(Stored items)

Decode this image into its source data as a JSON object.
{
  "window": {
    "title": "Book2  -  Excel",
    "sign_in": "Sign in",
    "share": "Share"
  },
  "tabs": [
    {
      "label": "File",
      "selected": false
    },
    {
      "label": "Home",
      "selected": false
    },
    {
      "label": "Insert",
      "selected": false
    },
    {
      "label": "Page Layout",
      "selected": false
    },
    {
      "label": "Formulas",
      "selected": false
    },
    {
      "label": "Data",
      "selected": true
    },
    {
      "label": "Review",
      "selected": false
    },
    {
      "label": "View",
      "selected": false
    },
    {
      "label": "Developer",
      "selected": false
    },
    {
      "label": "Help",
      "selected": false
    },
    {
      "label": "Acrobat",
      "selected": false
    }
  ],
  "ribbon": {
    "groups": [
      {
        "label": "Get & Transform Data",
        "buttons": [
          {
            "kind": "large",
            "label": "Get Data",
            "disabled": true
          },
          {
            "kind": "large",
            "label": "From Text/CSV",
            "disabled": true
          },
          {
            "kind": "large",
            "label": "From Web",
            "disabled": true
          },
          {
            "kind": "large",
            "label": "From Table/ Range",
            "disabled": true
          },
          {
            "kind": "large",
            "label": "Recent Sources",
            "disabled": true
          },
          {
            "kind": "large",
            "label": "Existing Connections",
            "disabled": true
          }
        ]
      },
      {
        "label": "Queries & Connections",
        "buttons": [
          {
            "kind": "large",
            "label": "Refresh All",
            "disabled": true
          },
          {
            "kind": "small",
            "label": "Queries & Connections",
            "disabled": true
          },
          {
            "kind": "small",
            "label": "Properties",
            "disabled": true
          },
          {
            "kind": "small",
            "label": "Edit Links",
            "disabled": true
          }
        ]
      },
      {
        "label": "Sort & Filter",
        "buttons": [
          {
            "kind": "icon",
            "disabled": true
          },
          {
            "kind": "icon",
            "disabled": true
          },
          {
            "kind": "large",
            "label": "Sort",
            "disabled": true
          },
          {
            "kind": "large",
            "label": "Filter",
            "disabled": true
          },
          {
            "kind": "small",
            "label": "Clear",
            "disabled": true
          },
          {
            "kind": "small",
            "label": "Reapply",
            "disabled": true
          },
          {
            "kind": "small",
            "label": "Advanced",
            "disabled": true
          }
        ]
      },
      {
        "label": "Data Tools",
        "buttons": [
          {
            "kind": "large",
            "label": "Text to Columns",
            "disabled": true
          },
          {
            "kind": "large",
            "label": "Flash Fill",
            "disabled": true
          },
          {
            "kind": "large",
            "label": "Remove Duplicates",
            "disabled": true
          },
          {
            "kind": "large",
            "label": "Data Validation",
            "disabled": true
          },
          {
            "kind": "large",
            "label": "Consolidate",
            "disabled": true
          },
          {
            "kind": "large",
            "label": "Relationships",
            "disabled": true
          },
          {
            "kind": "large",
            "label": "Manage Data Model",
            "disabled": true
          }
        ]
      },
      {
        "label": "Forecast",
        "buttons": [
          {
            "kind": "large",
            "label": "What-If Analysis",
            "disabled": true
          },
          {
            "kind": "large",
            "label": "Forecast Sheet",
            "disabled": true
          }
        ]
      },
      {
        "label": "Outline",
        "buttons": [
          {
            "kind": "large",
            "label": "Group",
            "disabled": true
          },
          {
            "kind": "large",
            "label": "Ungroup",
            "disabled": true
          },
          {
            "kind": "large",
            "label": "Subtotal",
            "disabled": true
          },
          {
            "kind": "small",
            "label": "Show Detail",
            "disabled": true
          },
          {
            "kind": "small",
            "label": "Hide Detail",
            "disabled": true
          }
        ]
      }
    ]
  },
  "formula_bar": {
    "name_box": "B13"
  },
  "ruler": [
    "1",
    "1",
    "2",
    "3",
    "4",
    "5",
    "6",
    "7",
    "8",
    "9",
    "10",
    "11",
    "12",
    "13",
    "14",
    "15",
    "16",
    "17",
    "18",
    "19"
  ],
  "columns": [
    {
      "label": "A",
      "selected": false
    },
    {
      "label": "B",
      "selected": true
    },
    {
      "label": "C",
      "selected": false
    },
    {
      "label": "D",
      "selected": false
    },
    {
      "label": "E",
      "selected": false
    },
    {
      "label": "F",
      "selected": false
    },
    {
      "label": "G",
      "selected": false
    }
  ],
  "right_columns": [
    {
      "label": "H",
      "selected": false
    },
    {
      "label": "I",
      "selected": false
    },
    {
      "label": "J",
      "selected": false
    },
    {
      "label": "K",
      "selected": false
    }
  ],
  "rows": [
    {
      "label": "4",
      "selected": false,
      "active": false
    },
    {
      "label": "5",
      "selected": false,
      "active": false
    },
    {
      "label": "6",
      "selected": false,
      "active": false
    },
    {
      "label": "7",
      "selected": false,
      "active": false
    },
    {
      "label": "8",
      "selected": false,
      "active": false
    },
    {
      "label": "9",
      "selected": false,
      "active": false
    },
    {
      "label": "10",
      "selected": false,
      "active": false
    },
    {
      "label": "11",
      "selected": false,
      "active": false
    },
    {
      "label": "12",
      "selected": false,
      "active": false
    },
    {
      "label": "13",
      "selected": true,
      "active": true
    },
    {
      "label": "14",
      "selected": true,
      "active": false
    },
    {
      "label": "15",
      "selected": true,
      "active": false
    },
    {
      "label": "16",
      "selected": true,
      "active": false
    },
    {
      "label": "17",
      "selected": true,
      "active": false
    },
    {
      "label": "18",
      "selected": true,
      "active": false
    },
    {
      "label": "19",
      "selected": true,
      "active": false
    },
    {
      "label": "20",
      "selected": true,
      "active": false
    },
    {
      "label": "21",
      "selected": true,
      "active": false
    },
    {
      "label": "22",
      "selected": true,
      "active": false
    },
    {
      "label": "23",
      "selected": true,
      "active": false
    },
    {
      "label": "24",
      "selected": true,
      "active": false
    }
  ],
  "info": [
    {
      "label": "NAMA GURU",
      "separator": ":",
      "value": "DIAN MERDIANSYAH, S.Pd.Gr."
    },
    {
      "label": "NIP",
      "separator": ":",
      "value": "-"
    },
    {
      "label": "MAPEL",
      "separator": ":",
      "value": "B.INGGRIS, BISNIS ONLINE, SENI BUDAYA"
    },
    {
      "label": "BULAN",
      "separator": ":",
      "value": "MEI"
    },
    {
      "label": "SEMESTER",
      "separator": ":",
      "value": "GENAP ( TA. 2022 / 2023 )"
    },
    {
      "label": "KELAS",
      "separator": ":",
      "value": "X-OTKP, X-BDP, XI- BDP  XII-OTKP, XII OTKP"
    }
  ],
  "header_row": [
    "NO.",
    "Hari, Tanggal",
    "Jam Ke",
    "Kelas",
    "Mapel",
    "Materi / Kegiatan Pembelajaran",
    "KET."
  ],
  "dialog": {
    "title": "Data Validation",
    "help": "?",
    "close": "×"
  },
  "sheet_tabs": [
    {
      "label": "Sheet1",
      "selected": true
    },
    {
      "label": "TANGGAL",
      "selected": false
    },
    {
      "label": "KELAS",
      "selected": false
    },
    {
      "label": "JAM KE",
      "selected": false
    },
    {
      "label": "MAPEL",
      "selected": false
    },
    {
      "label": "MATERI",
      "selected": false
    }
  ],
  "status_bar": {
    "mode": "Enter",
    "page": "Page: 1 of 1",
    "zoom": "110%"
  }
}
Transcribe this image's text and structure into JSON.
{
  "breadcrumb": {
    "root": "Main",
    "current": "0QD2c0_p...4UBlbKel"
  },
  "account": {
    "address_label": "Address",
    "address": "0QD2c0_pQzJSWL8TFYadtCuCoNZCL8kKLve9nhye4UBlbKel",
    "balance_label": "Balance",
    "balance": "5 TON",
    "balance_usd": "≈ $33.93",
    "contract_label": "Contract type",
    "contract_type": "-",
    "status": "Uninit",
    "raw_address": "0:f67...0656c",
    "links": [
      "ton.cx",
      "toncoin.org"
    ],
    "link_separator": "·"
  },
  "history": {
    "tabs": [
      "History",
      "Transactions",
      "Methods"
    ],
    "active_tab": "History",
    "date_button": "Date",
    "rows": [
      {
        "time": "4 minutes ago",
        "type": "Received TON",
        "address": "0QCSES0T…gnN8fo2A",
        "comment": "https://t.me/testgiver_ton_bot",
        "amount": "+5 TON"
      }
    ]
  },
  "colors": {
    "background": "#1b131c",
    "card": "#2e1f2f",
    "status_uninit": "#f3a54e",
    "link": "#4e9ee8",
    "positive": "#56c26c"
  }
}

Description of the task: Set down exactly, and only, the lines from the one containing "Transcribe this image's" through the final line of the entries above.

Answer to this exercise:
Transcribe this image's text and structure into JSON.
{
  "breadcrumb": {
    "root": "Main",
    "current": "0QD2c0_p...4UBlbKel"
  },
  "account": {
    "address_label": "Address",
    "address": "0QD2c0_pQzJSWL8TFYadtCuCoNZCL8kKLve9nhye4UBlbKel",
    "balance_label": "Balance",
    "balance": "5 TON",
    "balance_usd": "≈ $33.93",
    "contract_label": "Contract type",
    "contract_type": "-",
    "status": "Uninit",
    "raw_address": "0:f67...0656c",
    "links": [
      "ton.cx",
      "toncoin.org"
    ],
    "link_separator": "·"
  },
  "history": {
    "tabs": [
      "History",
      "Transactions",
      "Methods"
    ],
    "active_tab": "History",
    "date_button": "Date",
    "rows": [
      {
        "time": "4 minutes ago",
        "type": "Received TON",
        "address": "0QCSES0T…gnN8fo2A",
        "comment": "https://t.me/testgiver_ton_bot",
        "amount": "+5 TON"
      }
    ]
  },
  "colors": {
    "background": "#1b131c",
    "card": "#2e1f2f",
    "status_uninit": "#f3a54e",
    "link": "#4e9ee8",
    "positive": "#56c26c"
  }
}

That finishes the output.